Page and application data records:
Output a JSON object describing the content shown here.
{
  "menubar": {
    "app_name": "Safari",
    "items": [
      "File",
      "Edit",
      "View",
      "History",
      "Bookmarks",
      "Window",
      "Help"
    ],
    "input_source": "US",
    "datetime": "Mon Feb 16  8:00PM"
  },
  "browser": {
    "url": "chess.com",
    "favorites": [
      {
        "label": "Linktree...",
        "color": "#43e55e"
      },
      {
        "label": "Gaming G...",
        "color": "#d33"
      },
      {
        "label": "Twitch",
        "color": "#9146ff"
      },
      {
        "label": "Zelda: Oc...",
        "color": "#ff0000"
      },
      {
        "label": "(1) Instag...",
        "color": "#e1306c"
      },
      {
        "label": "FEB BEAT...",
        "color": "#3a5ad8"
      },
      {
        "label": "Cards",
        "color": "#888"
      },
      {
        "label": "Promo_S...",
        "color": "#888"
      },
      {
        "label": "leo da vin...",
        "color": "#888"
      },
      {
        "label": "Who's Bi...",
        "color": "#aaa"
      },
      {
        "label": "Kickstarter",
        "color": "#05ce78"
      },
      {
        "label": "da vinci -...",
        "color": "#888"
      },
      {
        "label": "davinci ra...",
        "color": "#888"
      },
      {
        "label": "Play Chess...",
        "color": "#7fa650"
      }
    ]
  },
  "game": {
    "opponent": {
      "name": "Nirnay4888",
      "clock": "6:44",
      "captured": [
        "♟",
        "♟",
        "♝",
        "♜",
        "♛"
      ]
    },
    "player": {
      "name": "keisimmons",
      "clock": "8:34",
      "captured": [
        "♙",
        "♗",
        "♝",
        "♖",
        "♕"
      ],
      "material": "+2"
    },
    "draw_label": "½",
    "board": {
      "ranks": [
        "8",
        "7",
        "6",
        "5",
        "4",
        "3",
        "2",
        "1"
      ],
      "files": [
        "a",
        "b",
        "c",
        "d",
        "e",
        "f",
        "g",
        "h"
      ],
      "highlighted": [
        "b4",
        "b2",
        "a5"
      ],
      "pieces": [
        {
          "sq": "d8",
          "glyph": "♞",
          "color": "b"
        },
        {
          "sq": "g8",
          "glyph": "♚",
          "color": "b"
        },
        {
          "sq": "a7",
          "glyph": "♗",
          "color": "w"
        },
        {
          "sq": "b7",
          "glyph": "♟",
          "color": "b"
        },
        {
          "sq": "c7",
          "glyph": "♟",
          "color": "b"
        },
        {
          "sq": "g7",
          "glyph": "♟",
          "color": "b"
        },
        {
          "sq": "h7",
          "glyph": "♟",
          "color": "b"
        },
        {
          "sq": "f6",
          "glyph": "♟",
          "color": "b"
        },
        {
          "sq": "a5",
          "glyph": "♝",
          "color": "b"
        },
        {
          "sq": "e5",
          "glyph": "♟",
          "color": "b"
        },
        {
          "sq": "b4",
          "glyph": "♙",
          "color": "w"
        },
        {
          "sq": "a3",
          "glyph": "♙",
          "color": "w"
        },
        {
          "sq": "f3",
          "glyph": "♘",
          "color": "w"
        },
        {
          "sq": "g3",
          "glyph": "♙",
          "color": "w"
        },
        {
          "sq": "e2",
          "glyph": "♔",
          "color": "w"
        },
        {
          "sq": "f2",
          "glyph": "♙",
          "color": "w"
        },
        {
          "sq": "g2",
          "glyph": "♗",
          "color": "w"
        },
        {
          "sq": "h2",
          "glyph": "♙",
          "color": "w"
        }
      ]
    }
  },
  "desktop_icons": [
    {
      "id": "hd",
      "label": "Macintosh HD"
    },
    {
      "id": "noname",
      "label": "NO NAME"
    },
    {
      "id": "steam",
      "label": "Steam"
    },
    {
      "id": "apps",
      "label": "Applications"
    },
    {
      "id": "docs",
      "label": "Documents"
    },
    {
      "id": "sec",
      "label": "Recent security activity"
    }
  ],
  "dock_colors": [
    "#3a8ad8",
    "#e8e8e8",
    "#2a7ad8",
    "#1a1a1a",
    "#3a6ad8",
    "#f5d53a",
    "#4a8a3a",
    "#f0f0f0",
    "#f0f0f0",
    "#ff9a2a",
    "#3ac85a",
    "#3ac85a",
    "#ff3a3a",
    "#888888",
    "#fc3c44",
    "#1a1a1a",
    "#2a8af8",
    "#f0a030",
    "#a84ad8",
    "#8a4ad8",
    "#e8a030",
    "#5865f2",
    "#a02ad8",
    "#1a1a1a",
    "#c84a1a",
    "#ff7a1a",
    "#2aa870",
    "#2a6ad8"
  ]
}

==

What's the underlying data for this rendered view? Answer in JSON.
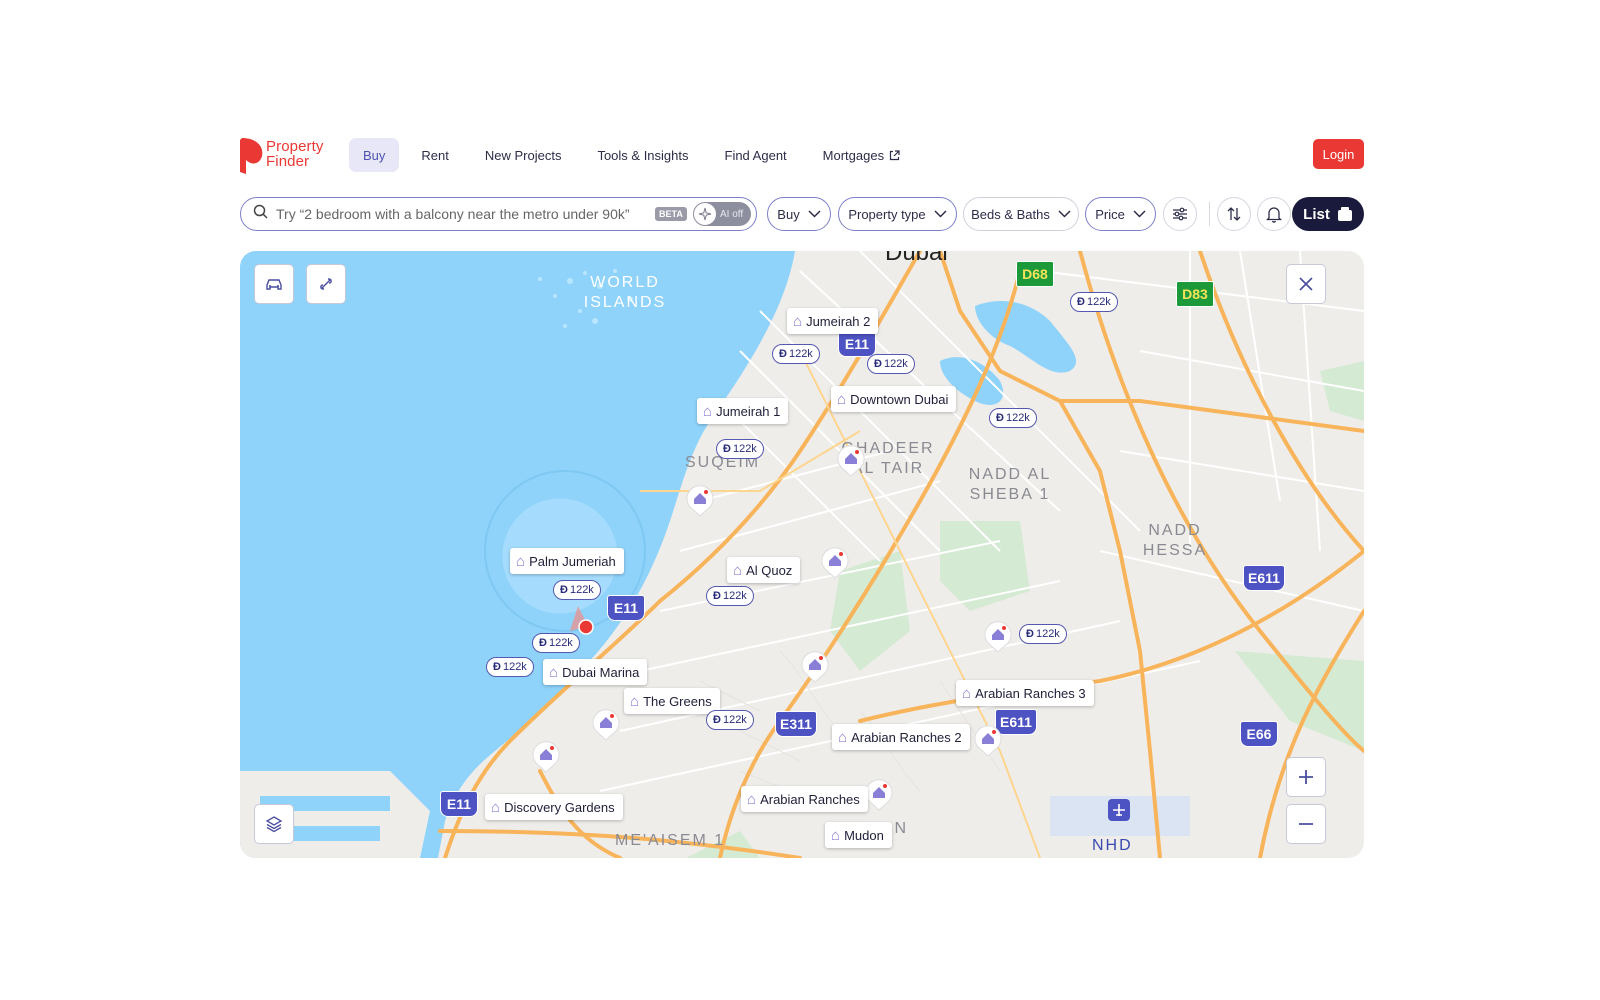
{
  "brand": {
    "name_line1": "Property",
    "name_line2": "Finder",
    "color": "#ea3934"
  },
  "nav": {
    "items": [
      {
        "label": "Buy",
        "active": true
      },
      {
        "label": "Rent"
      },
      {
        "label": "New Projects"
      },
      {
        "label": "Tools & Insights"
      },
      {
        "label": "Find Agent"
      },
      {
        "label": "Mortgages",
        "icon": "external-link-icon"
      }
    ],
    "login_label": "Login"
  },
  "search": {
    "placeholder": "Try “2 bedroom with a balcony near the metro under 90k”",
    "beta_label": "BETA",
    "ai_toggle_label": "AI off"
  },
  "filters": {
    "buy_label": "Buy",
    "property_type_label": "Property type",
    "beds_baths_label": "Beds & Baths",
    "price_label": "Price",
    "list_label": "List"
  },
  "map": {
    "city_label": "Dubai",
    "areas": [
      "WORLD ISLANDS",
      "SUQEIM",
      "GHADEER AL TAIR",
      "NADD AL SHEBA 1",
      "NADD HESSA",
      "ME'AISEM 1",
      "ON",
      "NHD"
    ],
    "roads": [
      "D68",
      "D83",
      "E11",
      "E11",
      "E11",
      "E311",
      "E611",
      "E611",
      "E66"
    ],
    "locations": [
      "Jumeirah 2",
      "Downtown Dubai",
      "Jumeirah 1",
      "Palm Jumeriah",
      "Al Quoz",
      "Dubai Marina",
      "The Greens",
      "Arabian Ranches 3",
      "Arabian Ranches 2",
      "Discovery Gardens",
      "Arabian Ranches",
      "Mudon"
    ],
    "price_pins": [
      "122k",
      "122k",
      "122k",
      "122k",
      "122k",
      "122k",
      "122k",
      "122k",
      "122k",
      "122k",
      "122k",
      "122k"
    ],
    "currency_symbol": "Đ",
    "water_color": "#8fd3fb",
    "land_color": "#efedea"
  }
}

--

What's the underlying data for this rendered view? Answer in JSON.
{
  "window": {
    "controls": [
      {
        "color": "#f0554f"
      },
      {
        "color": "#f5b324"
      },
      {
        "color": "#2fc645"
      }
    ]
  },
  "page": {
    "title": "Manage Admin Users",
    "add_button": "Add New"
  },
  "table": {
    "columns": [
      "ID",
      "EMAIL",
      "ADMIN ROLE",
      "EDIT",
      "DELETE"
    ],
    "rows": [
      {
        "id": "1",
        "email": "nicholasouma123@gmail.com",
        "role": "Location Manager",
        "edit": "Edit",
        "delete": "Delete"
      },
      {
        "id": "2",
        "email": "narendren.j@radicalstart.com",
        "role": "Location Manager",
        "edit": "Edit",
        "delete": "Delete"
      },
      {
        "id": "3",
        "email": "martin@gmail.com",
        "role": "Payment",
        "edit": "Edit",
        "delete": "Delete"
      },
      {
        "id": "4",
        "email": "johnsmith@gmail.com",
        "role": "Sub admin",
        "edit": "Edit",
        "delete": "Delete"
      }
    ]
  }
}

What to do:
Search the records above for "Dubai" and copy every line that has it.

Completed task:
    "city_label": "Dubai",
      "Downtown Dubai",
      "Dubai Marina",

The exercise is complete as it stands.